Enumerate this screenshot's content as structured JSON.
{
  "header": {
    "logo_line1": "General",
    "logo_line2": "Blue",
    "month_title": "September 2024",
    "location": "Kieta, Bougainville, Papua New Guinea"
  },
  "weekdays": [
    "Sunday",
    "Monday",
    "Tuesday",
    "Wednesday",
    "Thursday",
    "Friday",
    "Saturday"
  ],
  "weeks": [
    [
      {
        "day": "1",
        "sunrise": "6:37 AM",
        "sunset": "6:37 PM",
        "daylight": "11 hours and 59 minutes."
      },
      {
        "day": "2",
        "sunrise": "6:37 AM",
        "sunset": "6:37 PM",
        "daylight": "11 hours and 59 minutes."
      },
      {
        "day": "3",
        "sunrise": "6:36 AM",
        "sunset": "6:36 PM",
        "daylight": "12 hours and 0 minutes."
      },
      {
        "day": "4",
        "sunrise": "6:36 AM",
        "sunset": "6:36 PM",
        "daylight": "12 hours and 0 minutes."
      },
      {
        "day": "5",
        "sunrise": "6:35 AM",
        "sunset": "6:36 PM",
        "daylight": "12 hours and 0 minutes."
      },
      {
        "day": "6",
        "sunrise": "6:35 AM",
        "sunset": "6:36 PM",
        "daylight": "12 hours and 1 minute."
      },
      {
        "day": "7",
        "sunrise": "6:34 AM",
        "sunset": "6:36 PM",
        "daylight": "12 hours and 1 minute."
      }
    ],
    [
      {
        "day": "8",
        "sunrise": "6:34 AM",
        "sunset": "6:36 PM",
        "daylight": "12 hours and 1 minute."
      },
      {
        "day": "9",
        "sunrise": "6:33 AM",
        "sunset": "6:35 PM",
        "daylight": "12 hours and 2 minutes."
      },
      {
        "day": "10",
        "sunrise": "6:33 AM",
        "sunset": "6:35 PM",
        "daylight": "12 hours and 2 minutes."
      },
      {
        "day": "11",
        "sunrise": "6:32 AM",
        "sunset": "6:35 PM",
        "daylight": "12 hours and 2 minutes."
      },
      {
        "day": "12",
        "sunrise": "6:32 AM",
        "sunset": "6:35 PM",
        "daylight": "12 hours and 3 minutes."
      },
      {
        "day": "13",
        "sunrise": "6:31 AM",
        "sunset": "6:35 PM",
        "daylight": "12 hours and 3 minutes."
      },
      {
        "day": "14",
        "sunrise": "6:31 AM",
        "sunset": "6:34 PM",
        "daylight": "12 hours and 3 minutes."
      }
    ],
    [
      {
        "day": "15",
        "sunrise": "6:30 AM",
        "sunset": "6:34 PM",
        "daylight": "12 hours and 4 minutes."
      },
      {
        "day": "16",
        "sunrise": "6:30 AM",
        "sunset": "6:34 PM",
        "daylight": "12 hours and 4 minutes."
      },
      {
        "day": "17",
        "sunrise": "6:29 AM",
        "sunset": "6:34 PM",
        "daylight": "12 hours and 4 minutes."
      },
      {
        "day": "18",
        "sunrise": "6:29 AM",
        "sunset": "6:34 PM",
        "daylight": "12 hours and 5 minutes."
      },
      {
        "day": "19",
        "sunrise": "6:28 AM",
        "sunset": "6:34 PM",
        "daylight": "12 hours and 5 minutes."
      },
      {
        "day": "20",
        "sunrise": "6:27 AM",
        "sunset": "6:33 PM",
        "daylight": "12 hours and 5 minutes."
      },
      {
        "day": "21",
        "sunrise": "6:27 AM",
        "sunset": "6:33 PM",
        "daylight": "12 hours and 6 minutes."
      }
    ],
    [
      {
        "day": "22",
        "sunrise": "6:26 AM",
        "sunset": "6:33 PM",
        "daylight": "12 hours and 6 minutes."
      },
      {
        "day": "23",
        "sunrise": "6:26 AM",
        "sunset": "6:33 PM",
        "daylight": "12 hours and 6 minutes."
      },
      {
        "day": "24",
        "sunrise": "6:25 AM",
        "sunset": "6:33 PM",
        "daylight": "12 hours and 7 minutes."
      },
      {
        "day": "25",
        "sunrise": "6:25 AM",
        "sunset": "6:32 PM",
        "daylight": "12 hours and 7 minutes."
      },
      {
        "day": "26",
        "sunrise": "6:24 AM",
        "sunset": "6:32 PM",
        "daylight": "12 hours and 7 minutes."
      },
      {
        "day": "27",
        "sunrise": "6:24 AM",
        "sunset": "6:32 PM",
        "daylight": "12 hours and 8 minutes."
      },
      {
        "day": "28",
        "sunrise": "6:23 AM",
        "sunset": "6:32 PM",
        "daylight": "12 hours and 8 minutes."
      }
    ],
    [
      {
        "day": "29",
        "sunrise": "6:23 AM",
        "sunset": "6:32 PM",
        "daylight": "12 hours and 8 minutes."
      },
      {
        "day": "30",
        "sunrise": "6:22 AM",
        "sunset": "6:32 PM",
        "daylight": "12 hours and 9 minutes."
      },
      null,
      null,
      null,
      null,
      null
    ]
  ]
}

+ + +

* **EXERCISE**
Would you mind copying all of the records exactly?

* **ANSWER BELOW**
Enumerate this screenshot's content as structured JSON.
{
  "header": {
    "logo_line1": "General",
    "logo_line2": "Blue",
    "month_title": "September 2024",
    "location": "Kieta, Bougainville, Papua New Guinea"
  },
  "weekdays": [
    "Sunday",
    "Monday",
    "Tuesday",
    "Wednesday",
    "Thursday",
    "Friday",
    "Saturday"
  ],
  "weeks": [
    [
      {
        "day": "1",
        "sunrise": "6:37 AM",
        "sunset": "6:37 PM",
        "daylight": "11 hours and 59 minutes."
      },
      {
        "day": "2",
        "sunrise": "6:37 AM",
        "sunset": "6:37 PM",
        "daylight": "11 hours and 59 minutes."
      },
      {
        "day": "3",
        "sunrise": "6:36 AM",
        "sunset": "6:36 PM",
        "daylight": "12 hours and 0 minutes."
      },
      {
        "day": "4",
        "sunrise": "6:36 AM",
        "sunset": "6:36 PM",
        "daylight": "12 hours and 0 minutes."
      },
      {
        "day": "5",
        "sunrise": "6:35 AM",
        "sunset": "6:36 PM",
        "daylight": "12 hours and 0 minutes."
      },
      {
        "day": "6",
        "sunrise": "6:35 AM",
        "sunset": "6:36 PM",
        "daylight": "12 hours and 1 minute."
      },
      {
        "day": "7",
        "sunrise": "6:34 AM",
        "sunset": "6:36 PM",
        "daylight": "12 hours and 1 minute."
      }
    ],
    [
      {
        "day": "8",
        "sunrise": "6:34 AM",
        "sunset": "6:36 PM",
        "daylight": "12 hours and 1 minute."
      },
      {
        "day": "9",
        "sunrise": "6:33 AM",
        "sunset": "6:35 PM",
        "daylight": "12 hours and 2 minutes."
      },
      {
        "day": "10",
        "sunrise": "6:33 AM",
        "sunset": "6:35 PM",
        "daylight": "12 hours and 2 minutes."
      },
      {
        "day": "11",
        "sunrise": "6:32 AM",
        "sunset": "6:35 PM",
        "daylight": "12 hours and 2 minutes."
      },
      {
        "day": "12",
        "sunrise": "6:32 AM",
        "sunset": "6:35 PM",
        "daylight": "12 hours and 3 minutes."
      },
      {
        "day": "13",
        "sunrise": "6:31 AM",
        "sunset": "6:35 PM",
        "daylight": "12 hours and 3 minutes."
      },
      {
        "day": "14",
        "sunrise": "6:31 AM",
        "sunset": "6:34 PM",
        "daylight": "12 hours and 3 minutes."
      }
    ],
    [
      {
        "day": "15",
        "sunrise": "6:30 AM",
        "sunset": "6:34 PM",
        "daylight": "12 hours and 4 minutes."
      },
      {
        "day": "16",
        "sunrise": "6:30 AM",
        "sunset": "6:34 PM",
        "daylight": "12 hours and 4 minutes."
      },
      {
        "day": "17",
        "sunrise": "6:29 AM",
        "sunset": "6:34 PM",
        "daylight": "12 hours and 4 minutes."
      },
      {
        "day": "18",
        "sunrise": "6:29 AM",
        "sunset": "6:34 PM",
        "daylight": "12 hours and 5 minutes."
      },
      {
        "day": "19",
        "sunrise": "6:28 AM",
        "sunset": "6:34 PM",
        "daylight": "12 hours and 5 minutes."
      },
      {
        "day": "20",
        "sunrise": "6:27 AM",
        "sunset": "6:33 PM",
        "daylight": "12 hours and 5 minutes."
      },
      {
        "day": "21",
        "sunrise": "6:27 AM",
        "sunset": "6:33 PM",
        "daylight": "12 hours and 6 minutes."
      }
    ],
    [
      {
        "day": "22",
        "sunrise": "6:26 AM",
        "sunset": "6:33 PM",
        "daylight": "12 hours and 6 minutes."
      },
      {
        "day": "23",
        "sunrise": "6:26 AM",
        "sunset": "6:33 PM",
        "daylight": "12 hours and 6 minutes."
      },
      {
        "day": "24",
        "sunrise": "6:25 AM",
        "sunset": "6:33 PM",
        "daylight": "12 hours and 7 minutes."
      },
      {
        "day": "25",
        "sunrise": "6:25 AM",
        "sunset": "6:32 PM",
        "daylight": "12 hours and 7 minutes."
      },
      {
        "day": "26",
        "sunrise": "6:24 AM",
        "sunset": "6:32 PM",
        "daylight": "12 hours and 7 minutes."
      },
      {
        "day": "27",
        "sunrise": "6:24 AM",
        "sunset": "6:32 PM",
        "daylight": "12 hours and 8 minutes."
      },
      {
        "day": "28",
        "sunrise": "6:23 AM",
        "sunset": "6:32 PM",
        "daylight": "12 hours and 8 minutes."
      }
    ],
    [
      {
        "day": "29",
        "sunrise": "6:23 AM",
        "sunset": "6:32 PM",
        "daylight": "12 hours and 8 minutes."
      },
      {
        "day": "30",
        "sunrise": "6:22 AM",
        "sunset": "6:32 PM",
        "daylight": "12 hours and 9 minutes."
      },
      null,
      null,
      null,
      null,
      null
    ]
  ]
}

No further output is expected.